The weather is getting warmer in Tokyo and many Japanese men are accompanying their young children to parks on the weekends, to play football or catch, or walk with them in the woods. The mothers are always not present.


This is something of a sea change for Japanese men who have a reputation for being lazy at home.


A poll of the Organization for Economic Cooperation and Development's member countries last year found that Norwegian men pitched in the most - 180 minutes a day - with housework and related chores while Japanese men did the least - only 62 minutes a day.


There is a reason for Japanese men's unhelpfulness at home.


In Japan's corporate culture, many employees - almost all men - are more devoted to their company than to their family. They routinely work long hours. They accept reassignment to remote locations without question. They carouse with colleagues and corporate clients till late at night.


Many young Japanese fathers today say they would like to be more involved in raising their children, but very few feel at liberty to take the child-care leave to which they are entitled by law.


Such a work style is possible for a man married to a stay-at-home woman who excuses him duties at home, but it is a different story for a woman with children.

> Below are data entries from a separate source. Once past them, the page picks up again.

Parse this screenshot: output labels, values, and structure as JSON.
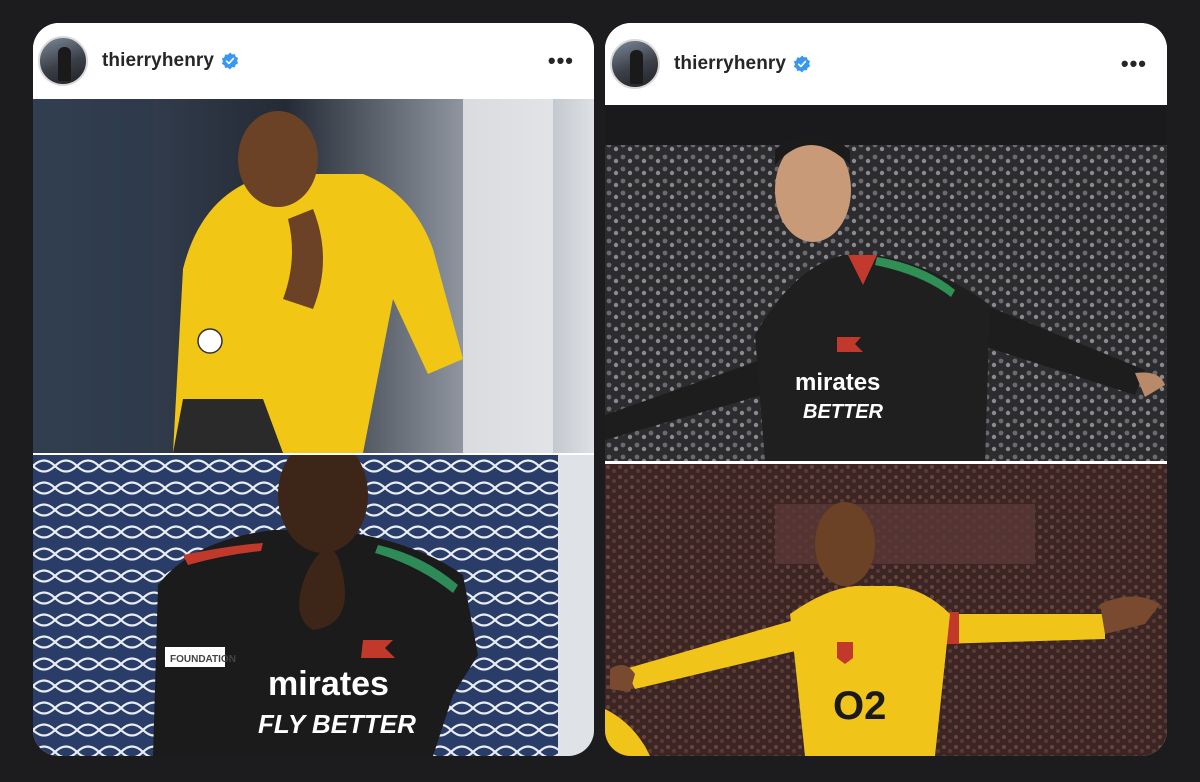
{
  "posts": [
    {
      "username": "thierryhenry",
      "verified": true,
      "more_icon": "more-horizontal-icon",
      "photos": [
        {
          "subject": "player in yellow kit, finger to lips"
        },
        {
          "subject": "player in black kit, finger to lips",
          "shirt_text": [
            "mirates",
            "FLY BETTER"
          ],
          "sleeve_badge": "FOUNDATION"
        }
      ]
    },
    {
      "username": "thierryhenry",
      "verified": true,
      "more_icon": "more-horizontal-icon",
      "photos": [
        {
          "subject": "player in black kit celebrating, arms out",
          "shirt_text": [
            "mirates",
            "BETTER"
          ]
        },
        {
          "subject": "player in yellow kit celebrating, arms out",
          "shirt_text": [
            "O2"
          ]
        }
      ]
    }
  ],
  "colors": {
    "background": "#1c1c1e",
    "card": "#ffffff",
    "verified_blue": "#3897f0",
    "username": "#262626"
  }
}
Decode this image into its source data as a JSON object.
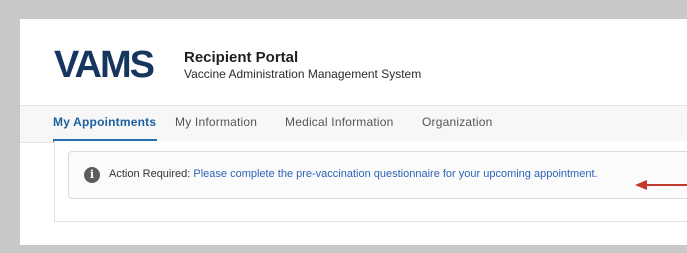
{
  "brand": {
    "logo_text": "VAMS",
    "portal_title": "Recipient Portal",
    "portal_subtitle": "Vaccine Administration Management System"
  },
  "nav": {
    "tabs": [
      {
        "label": "My Appointments",
        "active": true
      },
      {
        "label": "My Information",
        "active": false
      },
      {
        "label": "Medical Information",
        "active": false
      },
      {
        "label": "Organization",
        "active": false
      }
    ]
  },
  "alert": {
    "icon": "info-icon",
    "prefix": "Action Required:",
    "link_text": "Please complete the pre-vaccination questionnaire for your upcoming appointment."
  },
  "colors": {
    "brand_navy": "#16355f",
    "accent_blue": "#2a6eb2",
    "link_blue": "#2b63b8",
    "arrow_red": "#c0392b"
  }
}
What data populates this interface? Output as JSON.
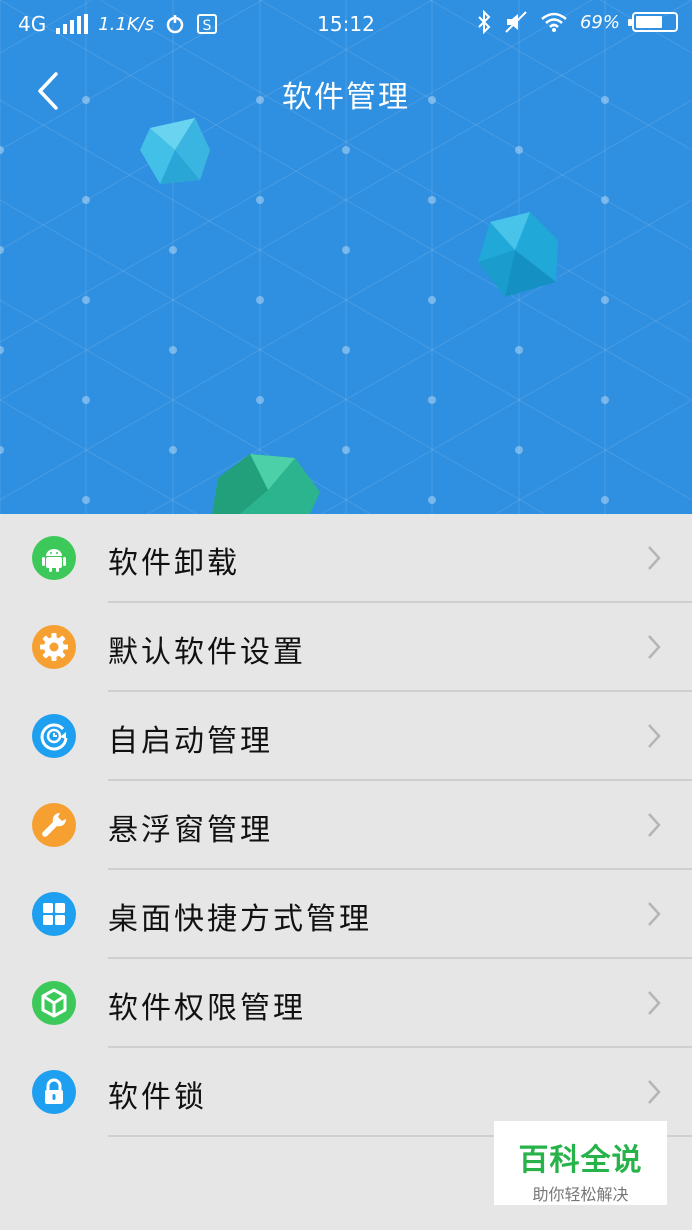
{
  "status_bar": {
    "network": "4G",
    "speed": "1.1K/s",
    "time": "15:12",
    "battery": "69%",
    "battery_fraction": 0.69
  },
  "header": {
    "title": "软件管理"
  },
  "menu": {
    "items": [
      {
        "label": "软件卸载",
        "icon": "android-icon",
        "color": "#3dc85a"
      },
      {
        "label": "默认软件设置",
        "icon": "gear-icon",
        "color": "#f5a030"
      },
      {
        "label": "自启动管理",
        "icon": "auto-start-icon",
        "color": "#1f9ff0"
      },
      {
        "label": "悬浮窗管理",
        "icon": "wrench-icon",
        "color": "#f5a030"
      },
      {
        "label": "桌面快捷方式管理",
        "icon": "grid-icon",
        "color": "#1f9ff0"
      },
      {
        "label": "软件权限管理",
        "icon": "shield-icon",
        "color": "#3dc85a"
      },
      {
        "label": "软件锁",
        "icon": "lock-icon",
        "color": "#1f9ff0"
      }
    ]
  },
  "watermark": {
    "main": "百科全说",
    "sub": "助你轻松解决"
  }
}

About 70 percent of Japanese women leave the labor force after giving birth to their first child. Only about one-third of Japanese mothers with young children work, compared with 50 to 60 percent in the United States, Britain and Germany, and 75 percent in Sweden.


It is not fair to just blame Japan's corporations for Japanese women's retreat from workplaces. There are not enough child-care centers in Japan. Women are often caught in a Catch 22 situation: they cannot secure a job until a child-care slot is available, and they are not eligible for such a slot until they have a job.


Many women, as a result, choose to stay at work rather than have children.


Shinwa Agency Co, Ltd, a subsidiary of Japan's Daiwa House Group, offers its employees a bonus of 1 million yen ($8,410) for a child they give birth to. But very few female employees at Shinwa have taken the bonus.


It is commendable that Japanese companies are changing. Some companies including Itochu, a general trading house, and Ricoh, a printer maker, are initiating flexible working hours so as to reduce or put an end to overtime.


This move allows men to engage in raising their children and working mothers to balance work and family responsibilities.


Japan's Prime Minister Shinzo Abe is calling on Japanese corporations to appoint at least one woman to their boards. And he is considering changing the tax laws that discourage mothers from working and providing new training subsidies to help them return to the workplace following child-care leave.


These initiatives are not motivated by softhearted political correctness but by hard-headed economic logic. Japan's demographic challenges are too severe, and the untapped economic potential of Japanese women is too large to ignore.


Japan needs to expand its workforce, which is shrinking rapidly as a result of a declining birth rate and a rapidly aging population. The road ahead for Abe's mission to remedy gender inequality in the Japanese workforce is bumpy. Japan needs to change its deeply rooted social values on gender roles and foster a work style in which overtime is not the rule but the exception.


The best - and the simplest - way to encourage women's full participation in the workforce is to make child day care more readily and widely available. Doing so will allow mothers to return to workplaces whenever they see fit.


Tokyo's parks are one of the places where the changes underway in Japanese society are visible and laudable.


sea change: 突变;突发性彻底转变;重大变化
carouse: 畅饮;欢宴
commendable: 值得赞美的;很好的
hard-headed: 头脑冷静的
untapped: 未开发的;未使用的